Instagram photos were flying fast and furious as soon as news networks called the 2012 presidential election for Barack Obama.
CNN has come up with several goofy ways of displaying information about the presidential elections, but none that are as gimmicky and dumb as its latest stunt.
Guest Post During the Presidential election season, scammers can’t wait to cast their nets. It’s important to know the signs of fraud and be able to identify the difference between a legitimate email from a fraudulent one.

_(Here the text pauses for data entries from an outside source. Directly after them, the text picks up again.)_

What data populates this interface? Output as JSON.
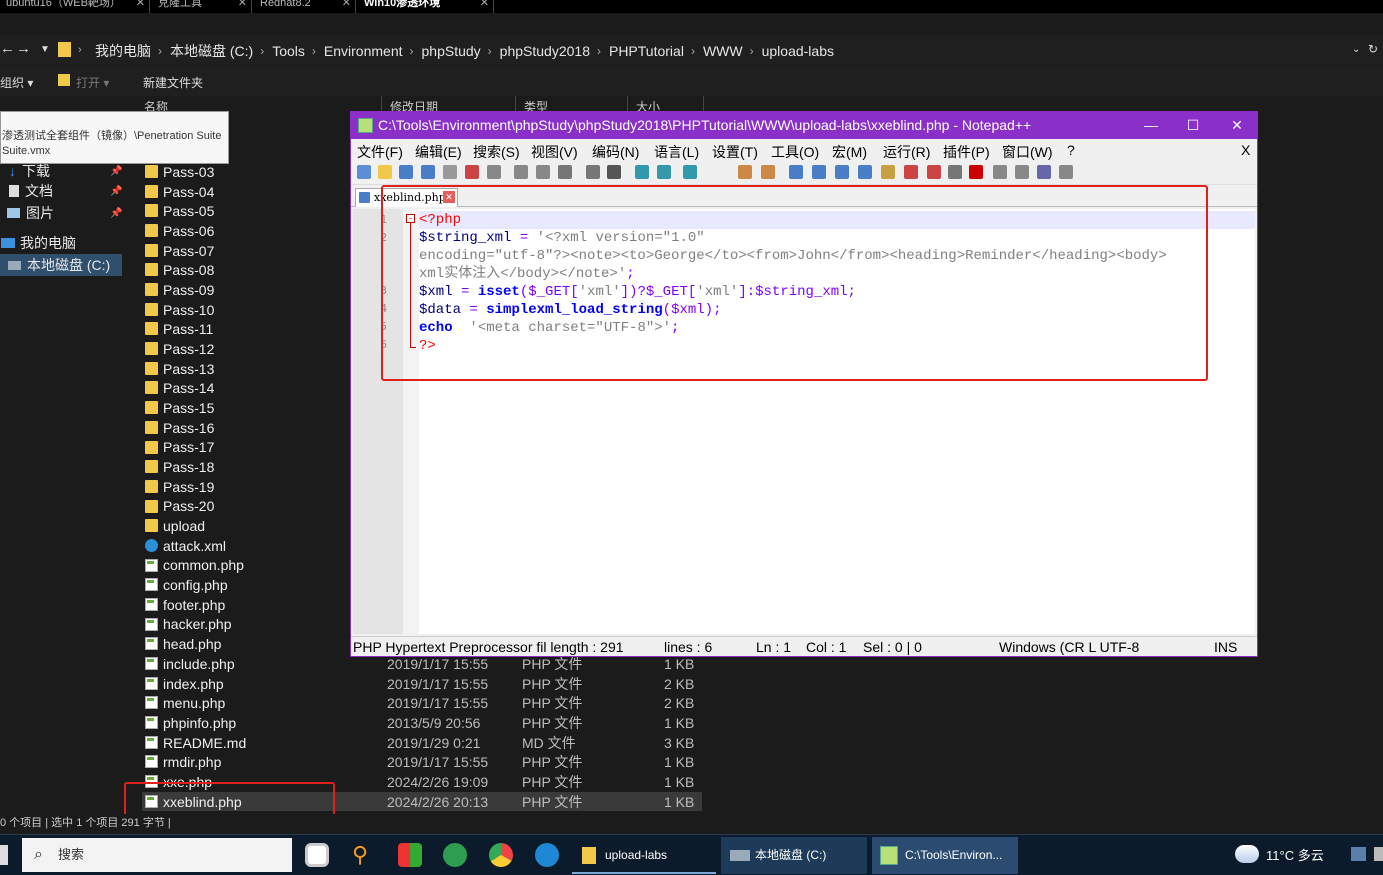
{
  "vm_tabs": [
    {
      "label": "ubuntu16（WEB靶场）"
    },
    {
      "label": "克隆工具"
    },
    {
      "label": "Redhat8.2"
    },
    {
      "label": "Win10渗透环境"
    }
  ],
  "explorer": {
    "breadcrumb": [
      "我的电脑",
      "本地磁盘 (C:)",
      "Tools",
      "Environment",
      "phpStudy",
      "phpStudy2018",
      "PHPTutorial",
      "WWW",
      "upload-labs"
    ],
    "toolbar": {
      "organize": "组织",
      "open": "打开",
      "new_folder": "新建文件夹"
    },
    "columns": {
      "name": "名称",
      "date": "修改日期",
      "type": "类型",
      "size": "大小"
    },
    "nav_items": [
      {
        "label": "下载"
      },
      {
        "label": "文档"
      },
      {
        "label": "图片"
      },
      {
        "label": "我的电脑"
      },
      {
        "label": "本地磁盘 (C:)"
      }
    ],
    "tooltip": "渗透测试全套组件（镜像）\\Penetration Suite\nSuite.vmx",
    "folders": [
      "Pass-03",
      "Pass-04",
      "Pass-05",
      "Pass-06",
      "Pass-07",
      "Pass-08",
      "Pass-09",
      "Pass-10",
      "Pass-11",
      "Pass-12",
      "Pass-13",
      "Pass-14",
      "Pass-15",
      "Pass-16",
      "Pass-17",
      "Pass-18",
      "Pass-19",
      "Pass-20",
      "upload"
    ],
    "files": [
      {
        "name": "attack.xml",
        "icon": "xml-icon",
        "date": "",
        "type": "",
        "size": ""
      },
      {
        "name": "common.php",
        "icon": "php-icon",
        "date": "",
        "type": "",
        "size": ""
      },
      {
        "name": "config.php",
        "icon": "php-icon",
        "date": "",
        "type": "",
        "size": ""
      },
      {
        "name": "footer.php",
        "icon": "php-icon",
        "date": "",
        "type": "",
        "size": ""
      },
      {
        "name": "hacker.php",
        "icon": "php-icon",
        "date": "",
        "type": "",
        "size": ""
      },
      {
        "name": "head.php",
        "icon": "php-icon",
        "date": "",
        "type": "",
        "size": ""
      },
      {
        "name": "include.php",
        "icon": "php-icon",
        "date": "2019/1/17 15:55",
        "type": "PHP 文件",
        "size": "1 KB"
      },
      {
        "name": "index.php",
        "icon": "php-icon",
        "date": "2019/1/17 15:55",
        "type": "PHP 文件",
        "size": "2 KB"
      },
      {
        "name": "menu.php",
        "icon": "php-icon",
        "date": "2019/1/17 15:55",
        "type": "PHP 文件",
        "size": "2 KB"
      },
      {
        "name": "phpinfo.php",
        "icon": "php-icon",
        "date": "2013/5/9 20:56",
        "type": "PHP 文件",
        "size": "1 KB"
      },
      {
        "name": "README.md",
        "icon": "md-icon",
        "date": "2019/1/29 0:21",
        "type": "MD 文件",
        "size": "3 KB"
      },
      {
        "name": "rmdir.php",
        "icon": "php-icon",
        "date": "2019/1/17 15:55",
        "type": "PHP 文件",
        "size": "1 KB"
      },
      {
        "name": "xxe.php",
        "icon": "php-icon",
        "date": "2024/2/26 19:09",
        "type": "PHP 文件",
        "size": "1 KB"
      },
      {
        "name": "xxeblind.php",
        "icon": "php-icon",
        "date": "2024/2/26 20:13",
        "type": "PHP 文件",
        "size": "1 KB",
        "selected": true
      }
    ],
    "status": "0 个项目 | 选中 1 个项目 291 字节 |"
  },
  "notepad": {
    "title": "C:\\Tools\\Environment\\phpStudy\\phpStudy2018\\PHPTutorial\\WWW\\upload-labs\\xxeblind.php - Notepad++",
    "window_controls": {
      "minimize": "—",
      "maximize": "☐",
      "close": "✕"
    },
    "menu": [
      "文件(F)",
      "编辑(E)",
      "搜索(S)",
      "视图(V)",
      "编码(N)",
      "语言(L)",
      "设置(T)",
      "工具(O)",
      "宏(M)",
      "运行(R)",
      "插件(P)",
      "窗口(W)",
      "?"
    ],
    "menu_close": "X",
    "tab_label": "xxeblind.php",
    "line_numbers": [
      "1",
      "2",
      "",
      "",
      "3",
      "4",
      "5",
      "6"
    ],
    "code": {
      "l1": "<?php",
      "l2a": "$string_xml",
      "l2b": " = ",
      "l2c": "'<?xml version=\"1.0\"",
      "l2d": "encoding=\"utf-8\"?><note><to>George</to><from>John</from><heading>Reminder</heading><body>",
      "l2e": "xml实体注入</body></note>'",
      "l2f": ";",
      "l3a": "$xml",
      "l3b": " = ",
      "l3c": "isset",
      "l3d": "($_GET[",
      "l3e": "'xml'",
      "l3f": "])?$_GET[",
      "l3g": "'xml'",
      "l3h": "]:$string_xml;",
      "l4a": "$data",
      "l4b": " = ",
      "l4c": "simplexml_load_string",
      "l4d": "($xml);",
      "l5a": "echo",
      "l5b": "  '<meta charset=\"UTF-8\">'",
      "l5c": ";",
      "l6": "?>"
    },
    "status": {
      "type": "PHP Hypertext Preprocessor fil length : 291",
      "lines": "lines : 6",
      "ln": "Ln : 1",
      "col": "Col : 1",
      "sel": "Sel : 0 | 0",
      "eol": "Windows (CR L UTF-8",
      "ins": "INS"
    }
  },
  "taskbar": {
    "search": "搜索",
    "apps": [
      {
        "label": "upload-labs"
      },
      {
        "label": "本地磁盘 (C:)"
      },
      {
        "label": "C:\\Tools\\Environ..."
      }
    ],
    "weather": "11°C  多云"
  },
  "colors": {
    "npp_title": "#8b2fc9",
    "highlight": "#e0201c",
    "taskbar": "#0c1b2c"
  }
}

Here are three ways to identify a potentially counterfeit email or website.
While major TV news networks are almost entirely devoted to discussion of the 2012 presidential debates between Barack Obama and Mitt Romney, a handful of online streaming services are offering coverage of the fringe candidates — aka the people who have no chance of actually winning the election in November.
The entertainment and financial industries aren’t the only sections of the business world hoping to impact political change through donations.
Party Politics is a little like a presidential election combined with Bejeweled … actually, that’s exactly what it is.
“Election Insights,” as the destination site is called, visualizes the volume of Facebook activity involving Democratic candidates President Barack Obama and Vice President Joe Biden, and presumptive Republican presidential nominee Mitt Romney and his veep choice, Paul Ryan.
Ad Hawk aims to make it easier for voters to find out whose funding political advertisements. Call it technology-enabled transparency.
With donations by text, say hello to the future of political fundraising.
Facebook and CNN are injecting more political chatter into your News Feed with the ‘I’m Voting’ app.